───── Supplied material
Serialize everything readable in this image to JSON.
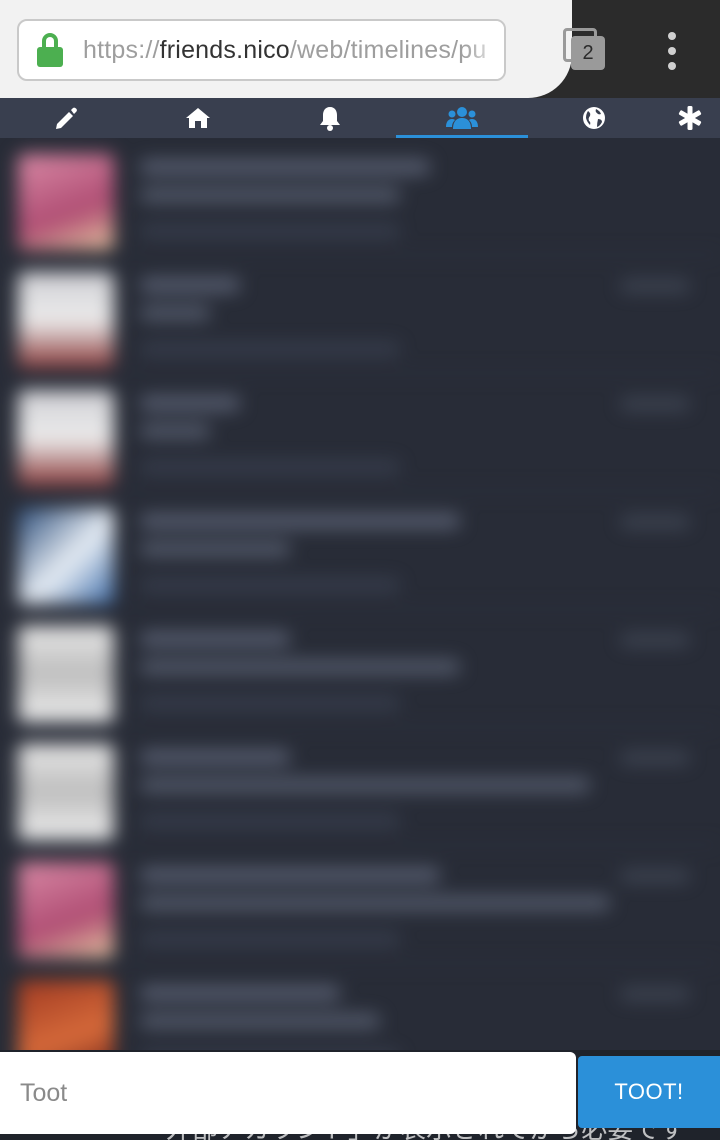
{
  "browser": {
    "url_scheme": "https://",
    "url_host": "friends.nico",
    "url_path": "/web/timelines/pu",
    "tab_count": "2",
    "icons": [
      "lock-icon",
      "tab-switcher-icon",
      "overflow-menu-icon"
    ],
    "secure_color": "#4caf50"
  },
  "nav_tabs": [
    {
      "name": "compose",
      "icon": "pencil-icon",
      "active": false
    },
    {
      "name": "home",
      "icon": "home-icon",
      "active": false
    },
    {
      "name": "notifications",
      "icon": "bell-icon",
      "active": false
    },
    {
      "name": "local",
      "icon": "users-icon",
      "active": true
    },
    {
      "name": "federated",
      "icon": "globe-icon",
      "active": false
    },
    {
      "name": "getting-started",
      "icon": "asterisk-icon",
      "active": false
    }
  ],
  "colors": {
    "accent": "#2b90d9",
    "timeline_bg": "#282c37",
    "tabbar_bg": "#393f4f"
  },
  "compose": {
    "placeholder": "Toot",
    "value": "",
    "submit_label": "TOOT!",
    "partial_underlying_text": "「外部アカウント」が表示されてから必要です"
  }
}
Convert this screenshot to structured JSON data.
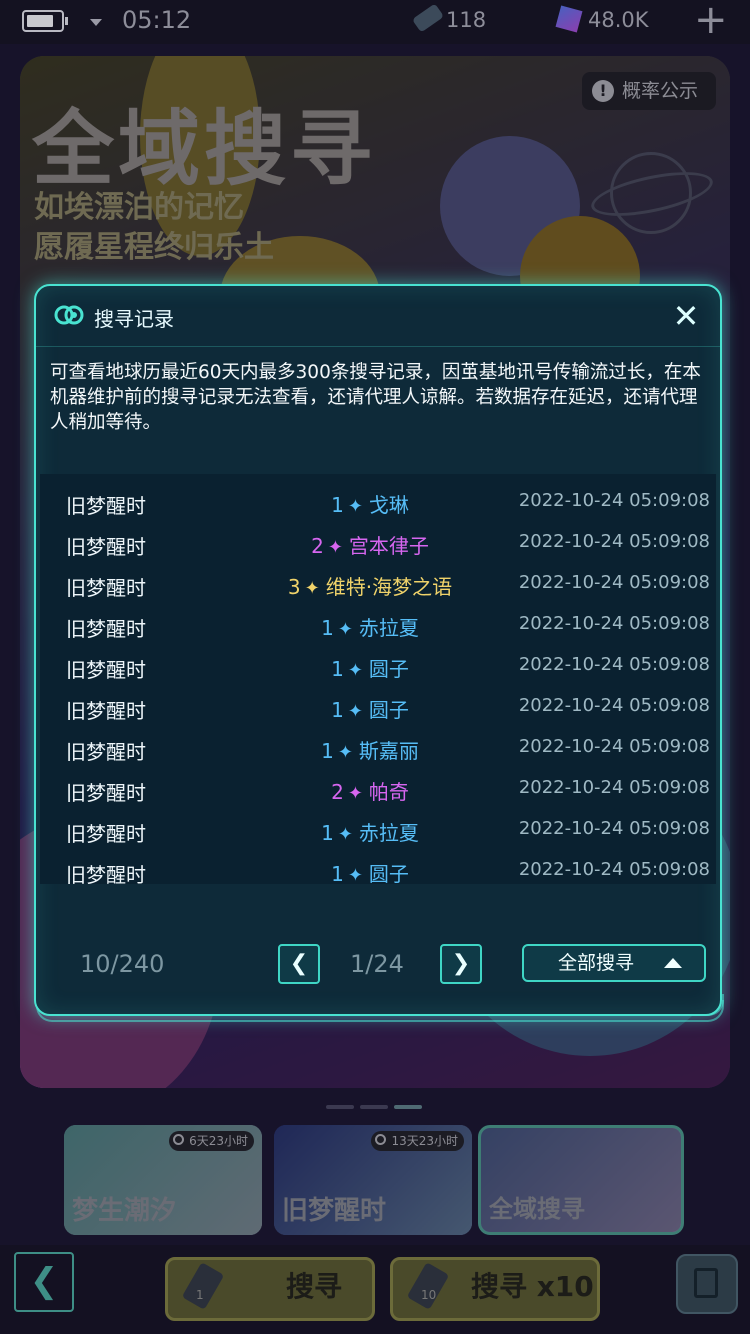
{
  "status_bar": {
    "time": "05:12",
    "tickets": "118",
    "crystals": "48.0K"
  },
  "banner": {
    "title": "全域搜寻",
    "subtitle_line1": "如埃漂泊的记忆",
    "subtitle_line2": "愿履星程终归乐土",
    "probability_label": "概率公示"
  },
  "modal": {
    "title": "搜寻记录",
    "close_label": "✕",
    "notice": "可查看地球历最近60天内最多300条搜寻记录，因茧基地讯号传输流过长，在本机器维护前的搜寻记录无法查看，还请代理人谅解。若数据存在延迟，还请代理人稍加等待。",
    "records": [
      {
        "pool": "旧梦醒时",
        "rarity": "1",
        "name": "戈琳",
        "time": "2022-10-24 05:09:08"
      },
      {
        "pool": "旧梦醒时",
        "rarity": "2",
        "name": "宫本律子",
        "time": "2022-10-24 05:09:08"
      },
      {
        "pool": "旧梦醒时",
        "rarity": "3",
        "name": "维特·海梦之语",
        "time": "2022-10-24 05:09:08"
      },
      {
        "pool": "旧梦醒时",
        "rarity": "1",
        "name": "赤拉夏",
        "time": "2022-10-24 05:09:08"
      },
      {
        "pool": "旧梦醒时",
        "rarity": "1",
        "name": "圆子",
        "time": "2022-10-24 05:09:08"
      },
      {
        "pool": "旧梦醒时",
        "rarity": "1",
        "name": "圆子",
        "time": "2022-10-24 05:09:08"
      },
      {
        "pool": "旧梦醒时",
        "rarity": "1",
        "name": "斯嘉丽",
        "time": "2022-10-24 05:09:08"
      },
      {
        "pool": "旧梦醒时",
        "rarity": "2",
        "name": "帕奇",
        "time": "2022-10-24 05:09:08"
      },
      {
        "pool": "旧梦醒时",
        "rarity": "1",
        "name": "赤拉夏",
        "time": "2022-10-24 05:09:08"
      },
      {
        "pool": "旧梦醒时",
        "rarity": "1",
        "name": "圆子",
        "time": "2022-10-24 05:09:08"
      }
    ],
    "record_count": "10/240",
    "prev_label": "❮",
    "next_label": "❯",
    "page_indicator": "1/24",
    "filter_label": "全部搜寻"
  },
  "pool_cards": [
    {
      "label": "梦生潮汐",
      "timer": "6天23小时"
    },
    {
      "label": "旧梦醒时",
      "timer": "13天23小时"
    },
    {
      "label": "全域搜寻",
      "timer": ""
    }
  ],
  "bottom": {
    "back_label": "❮",
    "search_one": "搜寻",
    "search_one_count": "1",
    "search_ten": "搜寻 x10",
    "search_ten_count": "10"
  },
  "colors": {
    "accent": "#49e3d1",
    "rarity_1": "#56bdf6",
    "rarity_2": "#d766f0",
    "rarity_3": "#f0d36a"
  },
  "icons": [
    "battery-icon",
    "ticket-icon",
    "crystal-icon",
    "add-icon",
    "alert-icon",
    "planet-icon",
    "logo-icon",
    "close-icon",
    "star-icon",
    "chevron-left-icon",
    "chevron-right-icon",
    "caret-up-icon",
    "clock-icon",
    "record-icon"
  ]
}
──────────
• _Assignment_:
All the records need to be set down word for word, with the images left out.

• _Output for this exercise_:
Serialize everything readable in this image to JSON.
{
  "browser": {
    "url_scheme": "https://",
    "url_host": "friends.nico",
    "url_path": "/web/timelines/pu",
    "tab_count": "2",
    "icons": [
      "lock-icon",
      "tab-switcher-icon",
      "overflow-menu-icon"
    ],
    "secure_color": "#4caf50"
  },
  "nav_tabs": [
    {
      "name": "compose",
      "icon": "pencil-icon",
      "active": false
    },
    {
      "name": "home",
      "icon": "home-icon",
      "active": false
    },
    {
      "name": "notifications",
      "icon": "bell-icon",
      "active": false
    },
    {
      "name": "local",
      "icon": "users-icon",
      "active": true
    },
    {
      "name": "federated",
      "icon": "globe-icon",
      "active": false
    },
    {
      "name": "getting-started",
      "icon": "asterisk-icon",
      "active": false
    }
  ],
  "colors": {
    "accent": "#2b90d9",
    "timeline_bg": "#282c37",
    "tabbar_bg": "#393f4f"
  },
  "compose": {
    "placeholder": "Toot",
    "value": "",
    "submit_label": "TOOT!",
    "partial_underlying_text": "「外部アカウント」が表示されてから必要です"
  }
}
Convert this screenshot to structured JSON data.
{
  "status_bar": {
    "time": "05:12",
    "tickets": "118",
    "crystals": "48.0K"
  },
  "banner": {
    "title": "全域搜寻",
    "subtitle_line1": "如埃漂泊的记忆",
    "subtitle_line2": "愿履星程终归乐土",
    "probability_label": "概率公示"
  },
  "modal": {
    "title": "搜寻记录",
    "close_label": "✕",
    "notice": "可查看地球历最近60天内最多300条搜寻记录，因茧基地讯号传输流过长，在本机器维护前的搜寻记录无法查看，还请代理人谅解。若数据存在延迟，还请代理人稍加等待。",
    "records": [
      {
        "pool": "旧梦醒时",
        "rarity": "1",
        "name": "戈琳",
        "time": "2022-10-24 05:09:08"
      },
      {
        "pool": "旧梦醒时",
        "rarity": "2",
        "name": "宫本律子",
        "time": "2022-10-24 05:09:08"
      },
      {
        "pool": "旧梦醒时",
        "rarity": "3",
        "name": "维特·海梦之语",
        "time": "2022-10-24 05:09:08"
      },
      {
        "pool": "旧梦醒时",
        "rarity": "1",
        "name": "赤拉夏",
        "time": "2022-10-24 05:09:08"
      },
      {
        "pool": "旧梦醒时",
        "rarity": "1",
        "name": "圆子",
        "time": "2022-10-24 05:09:08"
      },
      {
        "pool": "旧梦醒时",
        "rarity": "1",
        "name": "圆子",
        "time": "2022-10-24 05:09:08"
      },
      {
        "pool": "旧梦醒时",
        "rarity": "1",
        "name": "斯嘉丽",
        "time": "2022-10-24 05:09:08"
      },
      {
        "pool": "旧梦醒时",
        "rarity": "2",
        "name": "帕奇",
        "time": "2022-10-24 05:09:08"
      },
      {
        "pool": "旧梦醒时",
        "rarity": "1",
        "name": "赤拉夏",
        "time": "2022-10-24 05:09:08"
      },
      {
        "pool": "旧梦醒时",
        "rarity": "1",
        "name": "圆子",
        "time": "2022-10-24 05:09:08"
      }
    ],
    "record_count": "10/240",
    "prev_label": "❮",
    "next_label": "❯",
    "page_indicator": "1/24",
    "filter_label": "全部搜寻"
  },
  "pool_cards": [
    {
      "label": "梦生潮汐",
      "timer": "6天23小时"
    },
    {
      "label": "旧梦醒时",
      "timer": "13天23小时"
    },
    {
      "label": "全域搜寻",
      "timer": ""
    }
  ],
  "bottom": {
    "back_label": "❮",
    "search_one": "搜寻",
    "search_one_count": "1",
    "search_ten": "搜寻 x10",
    "search_ten_count": "10"
  },
  "colors": {
    "accent": "#49e3d1",
    "rarity_1": "#56bdf6",
    "rarity_2": "#d766f0",
    "rarity_3": "#f0d36a"
  },
  "icons": [
    "battery-icon",
    "ticket-icon",
    "crystal-icon",
    "add-icon",
    "alert-icon",
    "planet-icon",
    "logo-icon",
    "close-icon",
    "star-icon",
    "chevron-left-icon",
    "chevron-right-icon",
    "caret-up-icon",
    "clock-icon",
    "record-icon"
  ]
}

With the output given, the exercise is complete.